Cabezón's introduction, however, may be the most valuable resource in the book for the reader unfamiliar with the world of Tibetan ritual studies and should certainly be read before the chapters. At thirty-four pages (including footnotes), it provides a readable and concise overview of the progression of the field of Tibetology from a nearly exclusively textual and "high tradition"-based enterprise to its current period of diversification, in which scholars also address a growing body of sociological data about Tibetan and Himalayan societies as well as the more pragmatic orientations that characterize some of the rituals described in this book.

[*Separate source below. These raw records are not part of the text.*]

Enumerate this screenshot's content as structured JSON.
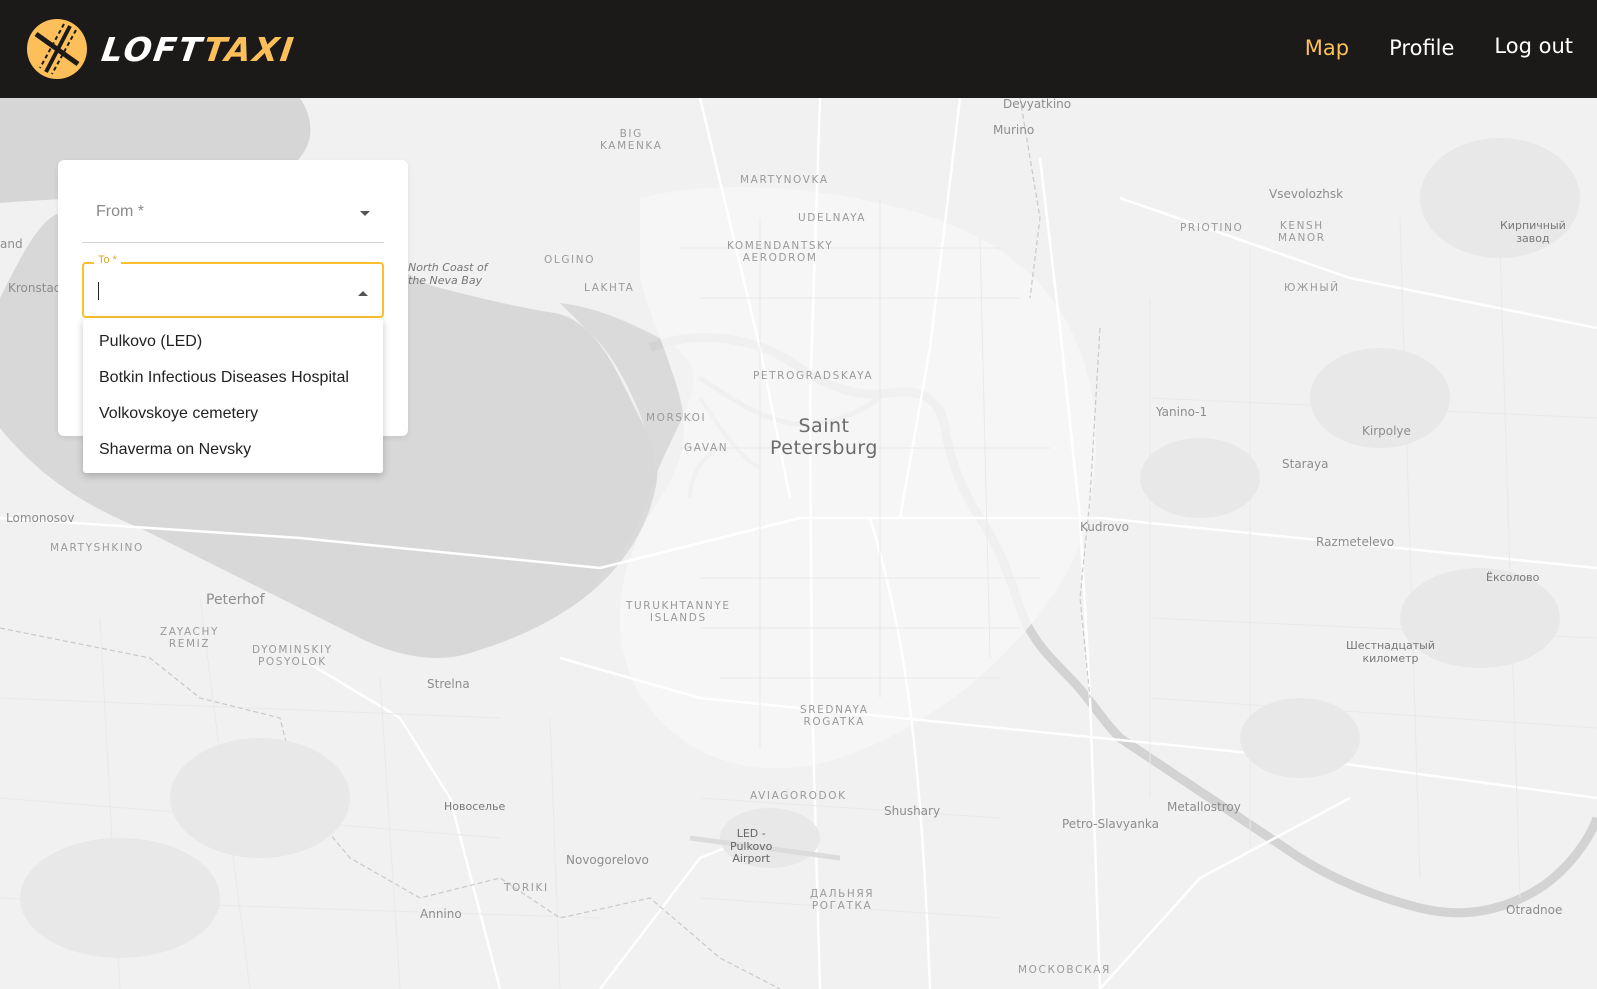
{
  "header": {
    "logo_part1": "LOFT",
    "logo_part2": "TAXI",
    "brand_color": "#fdbf5a",
    "nav": {
      "map": "Map",
      "profile": "Profile",
      "logout": "Log out"
    },
    "active_nav": "map"
  },
  "form": {
    "from_label": "From *",
    "to_label": "To *",
    "to_value": "",
    "options": [
      "Pulkovo (LED)",
      "Botkin Infectious Diseases Hospital",
      "Volkovskoye cemetery",
      "Shaverma on Nevsky"
    ]
  },
  "map": {
    "labels": {
      "devyatkino": "Devyatkino",
      "murino": "Murino",
      "big_kamenka": "BIG\nKAMENKA",
      "martynovka": "MARTYNOVKA",
      "udelnaya": "UDELNAYA",
      "vsevolozhsk": "Vsevolozhsk",
      "priotino": "PRIOTINO",
      "kensh_manor": "KENSH\nMANOR",
      "kirpichny": "Кирпичный\nзавод",
      "komendantsky": "KOMENDANTSKY\nAERODROM",
      "olgino": "OLGINO",
      "north_coast": "North Coast of\nthe Neva Bay",
      "lakhta": "LAKHTA",
      "yuzhny": "ЮЖНЫЙ",
      "kronstadt": "Kronstad",
      "and": "and",
      "petrogradskaya": "PETROGRADSKAYA",
      "saint_petersburg": "Saint\nPetersburg",
      "morskoi": "MORSKOI",
      "gavan": "GAVAN",
      "yanino": "Yanino-1",
      "kirpolye": "Kirpolye",
      "staraya": "Staraya",
      "lomonosov": "Lomonosov",
      "martyshkino": "MARTYSHKINO",
      "kudrovo": "Kudrovo",
      "razmetelevo": "Razmetelevo",
      "eskolovo": "Ёксолово",
      "peterhof": "Peterhof",
      "turukhtannye": "TURUKHTANNYE\nISLANDS",
      "zayachy": "ZAYACHY\nREMIZ",
      "dyominskiy": "DYOMINSKIY\nPOSYOLOK",
      "shestnadtsaty": "Шестнадцатый\nкилометр",
      "strelna": "Strelna",
      "srednaya": "SREDNAYA\nROGATKA",
      "aviagorodok": "AVIAGORODOK",
      "shushary": "Shushary",
      "metallostroy": "Metallostroy",
      "novoselye": "Новоселье",
      "petro_slavyanka": "Petro-Slavyanka",
      "led_pulkovo": "LED -\nPulkovo\nAirport",
      "novogorelovo": "Novogorelovo",
      "toriki": "TORIKI",
      "dalnyaya": "ДАЛЬНЯЯ\nРОГАТКА",
      "otradnoe": "Otradnoe",
      "annino": "Annino",
      "moskovskaya": "МОСКОВСКАЯ"
    }
  }
}
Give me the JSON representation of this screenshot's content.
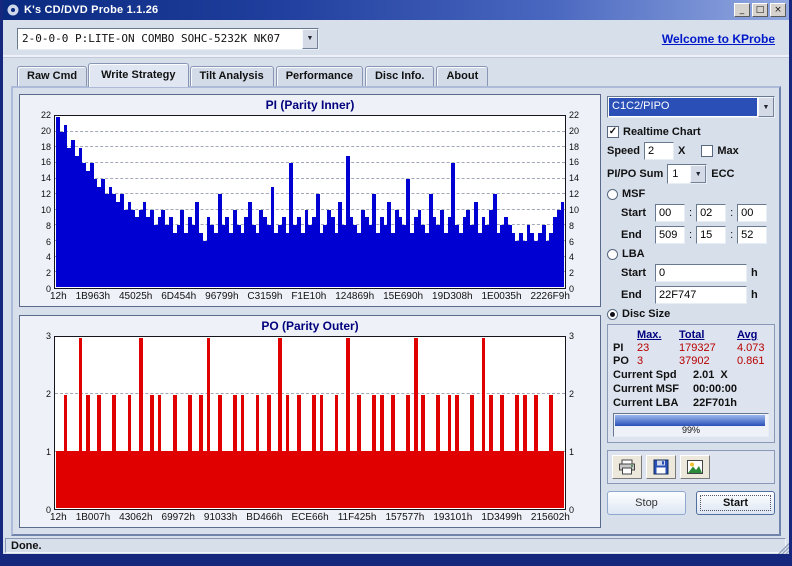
{
  "titlebar": {
    "title": "K's CD/DVD Probe 1.1.26"
  },
  "toolbar": {
    "device": "2-0-0-0 P:LITE-ON COMBO SOHC-5232K NK07",
    "welcome": "Welcome to KProbe"
  },
  "tabs": [
    {
      "label": "Raw Cmd"
    },
    {
      "label": "Write Strategy"
    },
    {
      "label": "Tilt Analysis"
    },
    {
      "label": "Performance"
    },
    {
      "label": "Disc Info."
    },
    {
      "label": "About"
    }
  ],
  "chart_data": [
    {
      "type": "bar",
      "title": "PI (Parity Inner)",
      "ylim": [
        0,
        22
      ],
      "ytick_step": 2,
      "bar_color": "#0000d2",
      "grid": "dashed-horizontal",
      "x_labels": [
        "12h",
        "1B963h",
        "45025h",
        "6D454h",
        "96799h",
        "C3159h",
        "F1E10h",
        "124869h",
        "15E690h",
        "19D308h",
        "1E0035h",
        "2226F9h"
      ],
      "values": [
        22,
        20,
        21,
        18,
        19,
        17,
        18,
        16,
        15,
        16,
        14,
        13,
        14,
        12,
        13,
        12,
        11,
        12,
        10,
        11,
        10,
        9,
        10,
        11,
        9,
        10,
        8,
        9,
        10,
        8,
        9,
        7,
        8,
        10,
        7,
        9,
        8,
        11,
        7,
        6,
        9,
        8,
        7,
        12,
        8,
        9,
        7,
        10,
        8,
        7,
        9,
        11,
        8,
        7,
        10,
        9,
        8,
        13,
        7,
        8,
        9,
        7,
        16,
        8,
        9,
        7,
        10,
        8,
        9,
        12,
        7,
        8,
        10,
        9,
        7,
        11,
        8,
        17,
        9,
        8,
        7,
        10,
        9,
        8,
        12,
        7,
        9,
        8,
        11,
        7,
        10,
        9,
        8,
        14,
        7,
        9,
        10,
        8,
        7,
        12,
        9,
        8,
        10,
        7,
        9,
        16,
        8,
        7,
        9,
        10,
        8,
        11,
        7,
        9,
        8,
        10,
        12,
        7,
        8,
        9,
        8,
        7,
        6,
        7,
        6,
        8,
        7,
        6,
        7,
        8,
        6,
        7,
        9,
        10,
        11
      ]
    },
    {
      "type": "bar",
      "title": "PO (Parity Outer)",
      "ylim": [
        0,
        3
      ],
      "ytick_step": 1,
      "bar_color": "#e10000",
      "grid": "dashed-horizontal",
      "x_labels": [
        "12h",
        "1B007h",
        "43062h",
        "69972h",
        "91033h",
        "BD466h",
        "ECE66h",
        "11F425h",
        "157577h",
        "193101h",
        "1D3499h",
        "215602h"
      ],
      "values": [
        1,
        1,
        2,
        1,
        1,
        1,
        3,
        1,
        2,
        1,
        1,
        2,
        1,
        1,
        1,
        2,
        1,
        1,
        1,
        2,
        1,
        1,
        3,
        1,
        1,
        2,
        1,
        2,
        1,
        1,
        1,
        2,
        1,
        1,
        1,
        2,
        1,
        1,
        2,
        1,
        3,
        1,
        1,
        2,
        1,
        1,
        1,
        2,
        1,
        2,
        1,
        1,
        1,
        2,
        1,
        1,
        2,
        1,
        1,
        3,
        1,
        2,
        1,
        1,
        2,
        1,
        1,
        1,
        2,
        1,
        2,
        1,
        1,
        1,
        2,
        1,
        1,
        3,
        1,
        1,
        2,
        1,
        1,
        1,
        2,
        1,
        2,
        1,
        1,
        2,
        1,
        1,
        1,
        2,
        1,
        3,
        1,
        2,
        1,
        1,
        1,
        2,
        1,
        1,
        2,
        1,
        2,
        1,
        1,
        1,
        2,
        1,
        1,
        3,
        1,
        2,
        1,
        1,
        2,
        1,
        1,
        1,
        2,
        1,
        2,
        1,
        1,
        2,
        1,
        1,
        1,
        2,
        1,
        1,
        1
      ]
    }
  ],
  "side": {
    "mode": "C1C2/PIPO",
    "realtime": "Realtime Chart",
    "speed_label": "Speed",
    "speed_value": "2",
    "speed_x": "X",
    "max_label": "Max",
    "sum_label": "PI/PO Sum",
    "sum_value": "1",
    "ecc": "ECC",
    "msf_label": "MSF",
    "start_label": "Start",
    "end_label": "End",
    "msf_start": [
      "00",
      "02",
      "00"
    ],
    "msf_end": [
      "509",
      "15",
      "52"
    ],
    "lba_label": "LBA",
    "lba_start": "0",
    "lba_end": "22F747",
    "hour_unit": "h",
    "disc_size": "Disc Size",
    "stats_headers": [
      "Max.",
      "Total",
      "Avg"
    ],
    "stats": [
      {
        "name": "PI",
        "max": "23",
        "total": "179327",
        "avg": "4.073"
      },
      {
        "name": "PO",
        "max": "3",
        "total": "37902",
        "avg": "0.861"
      }
    ],
    "current_spd_label": "Current Spd",
    "current_spd": "2.01",
    "current_spd_unit": "X",
    "current_msf_label": "Current MSF",
    "current_msf": "00:00:00",
    "current_lba_label": "Current LBA",
    "current_lba": "22F701h",
    "progress_percent": 99,
    "progress_text": "99%",
    "stop": "Stop",
    "start": "Start"
  },
  "statusbar": {
    "text": "Done."
  }
}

Cabezón also highlights some of the challenges peculiar to the study of Tibetan ritual. As Buddhism came to Tibet, it encountered a land already teeming with spirits that had well-established cults of their own; as these indigenous deities were incorporated into the new cosmos, many found themselves merged with similar Indian deities or added to the retinue of a foreign Buddha. Thus, rituals propitiating deities will often pull heavily from pre-Buddhist sources (e.g., some deities prefer to consume sacrificial blood or flesh, an offering that Buddhists mitigated into cakes representing animals) while at the same time fitting the practices into a Buddhist framework by emphasizing, for instance, the benefit that will accrue to beings if the ritual is effective. This reframing can obscure a practice's origins and muddle clear distinctions between rituals designed to harm and those designed to heal.

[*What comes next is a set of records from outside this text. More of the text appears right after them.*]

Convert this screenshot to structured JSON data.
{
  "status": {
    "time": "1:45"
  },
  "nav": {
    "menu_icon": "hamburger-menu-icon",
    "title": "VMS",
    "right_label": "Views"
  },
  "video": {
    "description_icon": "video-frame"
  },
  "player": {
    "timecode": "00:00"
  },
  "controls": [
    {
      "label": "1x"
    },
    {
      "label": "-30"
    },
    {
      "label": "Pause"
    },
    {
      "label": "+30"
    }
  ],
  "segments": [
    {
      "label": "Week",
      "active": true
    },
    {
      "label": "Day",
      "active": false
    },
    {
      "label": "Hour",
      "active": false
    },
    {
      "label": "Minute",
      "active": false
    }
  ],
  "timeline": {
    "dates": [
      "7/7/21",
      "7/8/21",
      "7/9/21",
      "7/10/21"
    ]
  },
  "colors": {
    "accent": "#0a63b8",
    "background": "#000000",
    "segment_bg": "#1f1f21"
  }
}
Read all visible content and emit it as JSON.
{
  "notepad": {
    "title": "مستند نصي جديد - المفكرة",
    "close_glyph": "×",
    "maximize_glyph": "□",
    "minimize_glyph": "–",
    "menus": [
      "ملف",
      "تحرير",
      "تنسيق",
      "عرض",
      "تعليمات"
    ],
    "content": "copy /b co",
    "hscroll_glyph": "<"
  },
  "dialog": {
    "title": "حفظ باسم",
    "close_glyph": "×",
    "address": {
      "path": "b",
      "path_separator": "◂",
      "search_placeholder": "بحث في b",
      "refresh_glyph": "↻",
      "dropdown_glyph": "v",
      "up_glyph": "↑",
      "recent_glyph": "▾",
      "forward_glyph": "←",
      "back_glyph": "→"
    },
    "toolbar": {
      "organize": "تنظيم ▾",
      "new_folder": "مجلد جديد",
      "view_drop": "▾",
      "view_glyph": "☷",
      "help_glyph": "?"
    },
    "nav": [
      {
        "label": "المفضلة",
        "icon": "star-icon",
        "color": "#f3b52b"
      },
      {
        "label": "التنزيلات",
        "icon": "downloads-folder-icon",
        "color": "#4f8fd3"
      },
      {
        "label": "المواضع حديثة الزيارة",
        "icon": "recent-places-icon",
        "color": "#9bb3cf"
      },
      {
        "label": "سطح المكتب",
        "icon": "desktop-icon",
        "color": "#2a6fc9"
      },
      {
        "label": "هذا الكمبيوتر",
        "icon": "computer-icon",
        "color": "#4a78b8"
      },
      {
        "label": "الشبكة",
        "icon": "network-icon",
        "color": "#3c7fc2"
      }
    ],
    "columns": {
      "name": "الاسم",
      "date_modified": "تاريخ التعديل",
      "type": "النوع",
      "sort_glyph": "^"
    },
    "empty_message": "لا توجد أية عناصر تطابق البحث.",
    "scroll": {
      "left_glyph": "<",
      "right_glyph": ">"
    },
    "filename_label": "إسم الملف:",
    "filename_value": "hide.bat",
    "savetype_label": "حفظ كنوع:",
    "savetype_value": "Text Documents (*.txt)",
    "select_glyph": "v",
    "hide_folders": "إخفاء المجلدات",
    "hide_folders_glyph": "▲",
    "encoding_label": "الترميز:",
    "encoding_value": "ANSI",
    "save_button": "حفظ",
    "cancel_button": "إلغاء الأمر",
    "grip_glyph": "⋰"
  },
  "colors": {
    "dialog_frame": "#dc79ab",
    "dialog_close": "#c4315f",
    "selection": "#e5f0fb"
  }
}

Another issue peculiar to the study of magic and ritual in a Tibetan context is the close ties between "magic" and normative practices (a distinction perhaps more important to scholars of comparative magic than to Tibetanists). For instance, in order to expel a harmful spirit from a village, a tantric practitioner might undertake intensive practices that would imaginally transform him or her into a wrathful, blood-drinking deity who could subdue or destroy the offending spirit by the use of mantras and energetically charged substances (such as pills designed to be flung into the air to destroy threatening spirits). The process of transformation and subduing, however, would be understood not as magic but as a wrathful act of compassion on behalf of the inhabitants of the village, with the slain spirit's mind being transferred into a pure land where it could attain liberation. There are, however, practices considered magical or dangerous even by permissive Tibetan standards, and this volume includes an overview of one by a prestigious master of the nineteenth century: "The 'Calf's Nipple' (Be'u bum) of Ju Mipam ('Ju Mi pham)" by Bryan Cuevas. [End Page 128]
The chapters themselves, however, generally avoid getting entangled in the problematics of terminology and present, clearly enough for nonspecialists, studies from the greater Tibetan cultural area. Chapter 1, by Nicholas Sihlé, covers the local transformations of tantric practice in a small community in Lower Mustang, Nepal. He explores the adaptation of tantric texts (probably of Indian origin) to local needs by the semiliterate lay priests of the region; in terms of theory, this chapter critiques models of religious communities that recognize only "elite" and "popular" levels of understanding, using the lay priests as examples of a local elite who would nonetheless be seen as ignorant by members of highly specialized monastic or tantric institutions. Chapter 2, by Samten...